Should law firms stay on home turf?
Allen & Overy, Clifford Chance, Freshfields Bruckhaus Deringer and Linklaters) are have multiple international offices and earn more than $1.5 million a year in profits per partner. But the fifth, Slaughter & May, which sticks to home turf, saw profits per partner of $2.6m last year.
Firms looking to expand internationally tend to follow one of three strategies. First, there is the model used by Baker & McKenzie, which involves semi-independent law firms in different countries joining together in a Verein. Second, firms such as Skadden, Arps, Slate, Meagher & Flom or Cleary, Gottlieb, Steen & Hamilton move overseas with outpost firms that serve existing clients who do business around the world. They remain American and avoid some of the culture clashes that might arise from a greater degree of integration into local markets. The third strategy is the most risky, and involves entering a market from the outside to set up shop. This third strategy can go very wrong, as seen by Howery’s failed attempt to enter the market in Brussels.

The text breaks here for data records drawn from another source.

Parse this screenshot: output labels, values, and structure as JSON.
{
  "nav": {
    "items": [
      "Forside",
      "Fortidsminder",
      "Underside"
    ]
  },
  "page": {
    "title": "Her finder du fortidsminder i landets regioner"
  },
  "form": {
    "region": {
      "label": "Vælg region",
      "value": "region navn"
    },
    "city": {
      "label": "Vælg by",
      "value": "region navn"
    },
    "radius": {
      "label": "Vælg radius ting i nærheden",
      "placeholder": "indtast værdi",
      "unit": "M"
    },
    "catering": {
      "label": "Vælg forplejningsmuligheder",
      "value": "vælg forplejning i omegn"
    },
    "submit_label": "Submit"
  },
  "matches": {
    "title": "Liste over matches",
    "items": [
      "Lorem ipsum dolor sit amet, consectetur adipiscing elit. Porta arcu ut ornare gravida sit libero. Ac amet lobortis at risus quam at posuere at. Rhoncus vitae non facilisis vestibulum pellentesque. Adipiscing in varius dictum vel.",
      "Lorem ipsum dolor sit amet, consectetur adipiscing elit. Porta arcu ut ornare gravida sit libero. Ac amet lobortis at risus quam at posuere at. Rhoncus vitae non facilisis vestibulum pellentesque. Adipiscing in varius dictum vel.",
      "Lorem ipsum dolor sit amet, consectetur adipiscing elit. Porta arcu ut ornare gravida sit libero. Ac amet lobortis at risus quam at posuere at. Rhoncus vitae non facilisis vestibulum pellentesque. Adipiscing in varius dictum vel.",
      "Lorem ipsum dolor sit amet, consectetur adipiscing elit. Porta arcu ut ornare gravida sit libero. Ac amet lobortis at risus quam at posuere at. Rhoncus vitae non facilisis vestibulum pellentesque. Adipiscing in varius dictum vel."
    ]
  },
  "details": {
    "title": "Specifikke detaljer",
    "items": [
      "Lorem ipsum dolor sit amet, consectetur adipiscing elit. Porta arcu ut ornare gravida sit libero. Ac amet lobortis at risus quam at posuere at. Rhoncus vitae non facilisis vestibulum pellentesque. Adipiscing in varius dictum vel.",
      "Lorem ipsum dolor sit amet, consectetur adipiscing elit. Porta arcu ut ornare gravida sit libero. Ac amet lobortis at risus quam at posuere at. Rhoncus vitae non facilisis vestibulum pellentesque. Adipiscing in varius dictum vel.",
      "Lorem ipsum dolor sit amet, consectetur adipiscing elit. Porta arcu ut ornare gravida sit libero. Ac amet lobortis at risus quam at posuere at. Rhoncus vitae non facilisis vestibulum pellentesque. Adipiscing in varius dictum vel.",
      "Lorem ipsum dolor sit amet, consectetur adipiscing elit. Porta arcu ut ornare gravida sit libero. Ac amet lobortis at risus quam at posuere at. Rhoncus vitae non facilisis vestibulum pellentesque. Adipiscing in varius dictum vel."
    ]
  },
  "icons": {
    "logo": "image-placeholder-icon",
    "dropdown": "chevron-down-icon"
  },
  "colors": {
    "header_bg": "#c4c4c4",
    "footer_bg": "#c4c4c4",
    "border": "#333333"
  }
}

According to the article, globalisation can be an expensive error, and the figures indicate that, in general, firms that expand overseas have grown more slowly in terms of profitability than their homebody counterparts.